Amber King and Jennifer Anderson have served hundreds of people seeking help for basic social health needs.
Having enough food to eat, money to pay the bills, and a safe place to call home are among the things that are essential for good health. That’s why Kaiser Permanente operates an online community resource directory and dedicated phone line to help people find community programs and resources in their area.
King and Anderson are trained specialists who help members over the phone navigate to resources. In this role, they have helped with a wide variety of needs, such as helping patients find reliable transportation to get to their medical appointments, pointing parents to child care options, or connecting community members to legal assistance.
Whatever the social health need, Kaiser Permanente is here to help.
Unmet social needs affect health and well-being.
For example, people may struggle to follow diabetes dietary treatment plans if they don’t have enough money for nutritious and balanced meals.
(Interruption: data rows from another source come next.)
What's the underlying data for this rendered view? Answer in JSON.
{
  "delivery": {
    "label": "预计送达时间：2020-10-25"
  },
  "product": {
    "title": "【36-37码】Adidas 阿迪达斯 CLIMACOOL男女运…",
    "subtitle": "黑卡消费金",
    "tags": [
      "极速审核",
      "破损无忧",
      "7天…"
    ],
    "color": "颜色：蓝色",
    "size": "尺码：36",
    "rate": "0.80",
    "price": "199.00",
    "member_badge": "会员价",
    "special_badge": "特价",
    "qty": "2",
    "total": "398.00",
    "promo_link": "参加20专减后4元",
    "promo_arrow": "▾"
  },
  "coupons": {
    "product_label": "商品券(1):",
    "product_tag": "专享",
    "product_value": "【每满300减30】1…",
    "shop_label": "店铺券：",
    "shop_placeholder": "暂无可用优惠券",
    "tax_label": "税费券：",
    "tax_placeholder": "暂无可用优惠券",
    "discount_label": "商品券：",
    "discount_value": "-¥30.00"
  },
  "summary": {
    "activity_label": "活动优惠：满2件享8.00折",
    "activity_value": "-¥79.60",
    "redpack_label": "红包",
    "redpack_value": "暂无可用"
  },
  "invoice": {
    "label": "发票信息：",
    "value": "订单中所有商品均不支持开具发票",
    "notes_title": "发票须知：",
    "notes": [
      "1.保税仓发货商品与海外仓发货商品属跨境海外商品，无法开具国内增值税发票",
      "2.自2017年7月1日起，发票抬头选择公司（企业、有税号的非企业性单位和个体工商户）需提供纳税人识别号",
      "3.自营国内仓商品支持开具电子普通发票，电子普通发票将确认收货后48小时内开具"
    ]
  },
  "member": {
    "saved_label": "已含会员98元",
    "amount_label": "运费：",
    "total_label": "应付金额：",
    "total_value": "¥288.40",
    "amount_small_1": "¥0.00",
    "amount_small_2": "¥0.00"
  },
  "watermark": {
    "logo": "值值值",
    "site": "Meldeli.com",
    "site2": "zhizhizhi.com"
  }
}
People without reliable transportation may not be able to get to follow-up appointments that would help improve or stabilize their chronic health conditions.
“Social health is a priority for us because we understand that people need more than high-quality medical care to stay healthy,” said David Grossman, MD, vice president of Social Health and Equity at Kaiser Permanente. “Everybody involved in this effort is extremely proud of this work. When we help people in this way, we know we truly are making their lives better.”
Kaiser Permanente’s online community resource directory is a free, self-service tool accessible 24/7 for anyone seeking help — members and nonmembers alike — to explore and connect with local resources to address their social health needs.
If people need additional assistance with referrals, they can speak with a phoneline specialist, like King and Anderson, who will work with callers to further understand their needs and help find local support services. In many cases, they will follow up days later to ensure that callers got the help they needed.
“Some people who call are, by all accounts, in good physical health but may have social needs that eventually could impact their physical health. They’re struggling in other ways — they may feel socially isolated or need child care, transportation, or financial help,” said Anderson. “I am reminded every day how I can make a difference in helping support people’s total health.”
In 2022 alone, the online community resource directory had nearly 400,000 visitors. And since its launch in 2020, the dedicated phone line has received more than 42,000 calls from people seeking help. Call volumes recently increased, in line with the start of the winter holiday season.
“People are especially anxious about food, having a safe place to live, and paying for utilities,” said King. “It’s easy to take these essentials for granted when your basic needs are met. However, unexpected hardships, such as an illness or job loss, happen. When they do, it can be challenging to live a safe, secure, healthy life.”